▶ [EXERCISE OBJECTIVE] Print each record that follows exactly, leaving the pictures behind.

▶ [Website and app data records]
★ ★ ★
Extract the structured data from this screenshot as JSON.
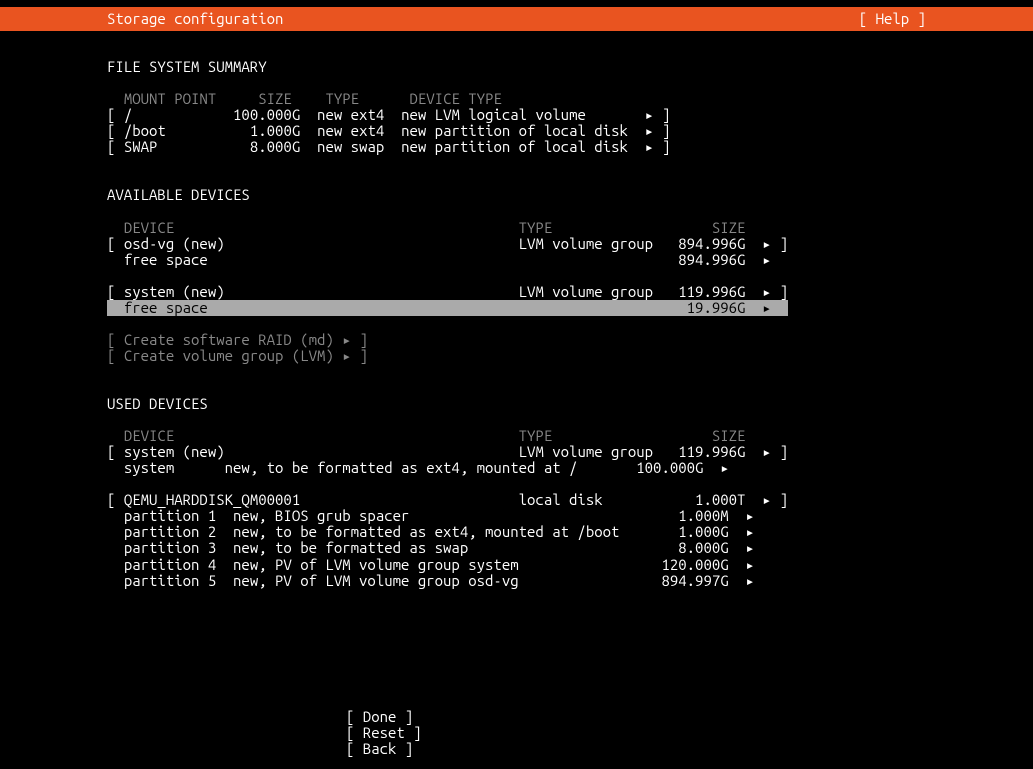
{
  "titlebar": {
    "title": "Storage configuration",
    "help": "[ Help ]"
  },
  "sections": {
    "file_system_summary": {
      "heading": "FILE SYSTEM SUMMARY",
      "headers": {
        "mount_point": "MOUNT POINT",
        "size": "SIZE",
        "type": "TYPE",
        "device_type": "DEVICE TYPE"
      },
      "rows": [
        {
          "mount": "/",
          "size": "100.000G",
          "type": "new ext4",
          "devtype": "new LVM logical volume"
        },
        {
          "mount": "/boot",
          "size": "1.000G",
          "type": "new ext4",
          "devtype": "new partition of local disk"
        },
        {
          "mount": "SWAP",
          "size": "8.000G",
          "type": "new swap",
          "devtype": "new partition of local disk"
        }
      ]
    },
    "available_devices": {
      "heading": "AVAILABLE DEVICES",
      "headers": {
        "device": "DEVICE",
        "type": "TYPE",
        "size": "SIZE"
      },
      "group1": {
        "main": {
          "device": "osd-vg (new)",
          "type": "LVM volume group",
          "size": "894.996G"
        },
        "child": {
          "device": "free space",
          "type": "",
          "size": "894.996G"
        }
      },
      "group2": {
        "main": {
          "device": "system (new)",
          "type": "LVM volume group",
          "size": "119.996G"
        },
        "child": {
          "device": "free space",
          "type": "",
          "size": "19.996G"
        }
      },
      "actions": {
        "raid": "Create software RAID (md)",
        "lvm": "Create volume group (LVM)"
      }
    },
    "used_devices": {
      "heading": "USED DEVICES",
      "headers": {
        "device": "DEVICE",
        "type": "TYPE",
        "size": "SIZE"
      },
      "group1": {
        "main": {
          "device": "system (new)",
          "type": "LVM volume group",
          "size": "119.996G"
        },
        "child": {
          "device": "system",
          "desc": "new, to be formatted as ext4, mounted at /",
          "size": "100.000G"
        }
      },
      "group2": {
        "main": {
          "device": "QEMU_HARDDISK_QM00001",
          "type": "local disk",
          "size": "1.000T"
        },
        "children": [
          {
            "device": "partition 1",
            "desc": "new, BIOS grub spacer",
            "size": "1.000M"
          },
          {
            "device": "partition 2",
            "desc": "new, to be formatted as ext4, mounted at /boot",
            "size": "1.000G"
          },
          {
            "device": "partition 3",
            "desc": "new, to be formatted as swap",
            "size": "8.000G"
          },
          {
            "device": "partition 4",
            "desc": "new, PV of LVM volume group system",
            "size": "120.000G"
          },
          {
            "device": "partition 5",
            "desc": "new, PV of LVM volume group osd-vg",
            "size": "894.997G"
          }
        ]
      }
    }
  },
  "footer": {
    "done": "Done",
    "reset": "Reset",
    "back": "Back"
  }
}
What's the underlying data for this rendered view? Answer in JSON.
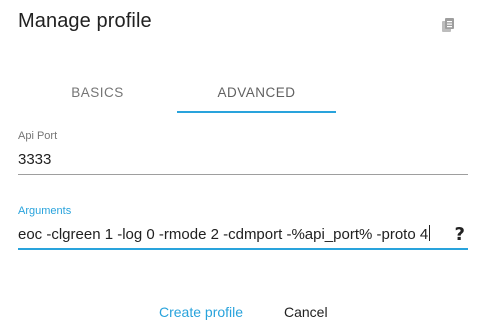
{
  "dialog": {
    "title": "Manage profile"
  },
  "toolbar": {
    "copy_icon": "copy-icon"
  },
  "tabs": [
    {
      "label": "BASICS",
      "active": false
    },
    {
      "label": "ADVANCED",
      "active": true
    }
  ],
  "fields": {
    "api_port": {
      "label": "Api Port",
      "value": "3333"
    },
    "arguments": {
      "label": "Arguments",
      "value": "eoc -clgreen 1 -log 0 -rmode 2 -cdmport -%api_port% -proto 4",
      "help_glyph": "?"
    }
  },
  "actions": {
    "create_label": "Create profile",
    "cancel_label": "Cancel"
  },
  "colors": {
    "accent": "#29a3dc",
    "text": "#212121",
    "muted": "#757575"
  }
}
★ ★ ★
▶ [RESPONSE]
Extract the structured data from this screenshot as JSON.
{
  "titlebar": {
    "title": "Storage configuration",
    "help": "[ Help ]"
  },
  "sections": {
    "file_system_summary": {
      "heading": "FILE SYSTEM SUMMARY",
      "headers": {
        "mount_point": "MOUNT POINT",
        "size": "SIZE",
        "type": "TYPE",
        "device_type": "DEVICE TYPE"
      },
      "rows": [
        {
          "mount": "/",
          "size": "100.000G",
          "type": "new ext4",
          "devtype": "new LVM logical volume"
        },
        {
          "mount": "/boot",
          "size": "1.000G",
          "type": "new ext4",
          "devtype": "new partition of local disk"
        },
        {
          "mount": "SWAP",
          "size": "8.000G",
          "type": "new swap",
          "devtype": "new partition of local disk"
        }
      ]
    },
    "available_devices": {
      "heading": "AVAILABLE DEVICES",
      "headers": {
        "device": "DEVICE",
        "type": "TYPE",
        "size": "SIZE"
      },
      "group1": {
        "main": {
          "device": "osd-vg (new)",
          "type": "LVM volume group",
          "size": "894.996G"
        },
        "child": {
          "device": "free space",
          "type": "",
          "size": "894.996G"
        }
      },
      "group2": {
        "main": {
          "device": "system (new)",
          "type": "LVM volume group",
          "size": "119.996G"
        },
        "child": {
          "device": "free space",
          "type": "",
          "size": "19.996G"
        }
      },
      "actions": {
        "raid": "Create software RAID (md)",
        "lvm": "Create volume group (LVM)"
      }
    },
    "used_devices": {
      "heading": "USED DEVICES",
      "headers": {
        "device": "DEVICE",
        "type": "TYPE",
        "size": "SIZE"
      },
      "group1": {
        "main": {
          "device": "system (new)",
          "type": "LVM volume group",
          "size": "119.996G"
        },
        "child": {
          "device": "system",
          "desc": "new, to be formatted as ext4, mounted at /",
          "size": "100.000G"
        }
      },
      "group2": {
        "main": {
          "device": "QEMU_HARDDISK_QM00001",
          "type": "local disk",
          "size": "1.000T"
        },
        "children": [
          {
            "device": "partition 1",
            "desc": "new, BIOS grub spacer",
            "size": "1.000M"
          },
          {
            "device": "partition 2",
            "desc": "new, to be formatted as ext4, mounted at /boot",
            "size": "1.000G"
          },
          {
            "device": "partition 3",
            "desc": "new, to be formatted as swap",
            "size": "8.000G"
          },
          {
            "device": "partition 4",
            "desc": "new, PV of LVM volume group system",
            "size": "120.000G"
          },
          {
            "device": "partition 5",
            "desc": "new, PV of LVM volume group osd-vg",
            "size": "894.997G"
          }
        ]
      }
    }
  },
  "footer": {
    "done": "Done",
    "reset": "Reset",
    "back": "Back"
  }
}
What's the underlying data for this rendered view? Answer in JSON.
{
  "dialog": {
    "title": "Manage profile"
  },
  "toolbar": {
    "copy_icon": "copy-icon"
  },
  "tabs": [
    {
      "label": "BASICS",
      "active": false
    },
    {
      "label": "ADVANCED",
      "active": true
    }
  ],
  "fields": {
    "api_port": {
      "label": "Api Port",
      "value": "3333"
    },
    "arguments": {
      "label": "Arguments",
      "value": "eoc -clgreen 1 -log 0 -rmode 2 -cdmport -%api_port% -proto 4",
      "help_glyph": "?"
    }
  },
  "actions": {
    "create_label": "Create profile",
    "cancel_label": "Cancel"
  },
  "colors": {
    "accent": "#29a3dc",
    "text": "#212121",
    "muted": "#757575"
  }
}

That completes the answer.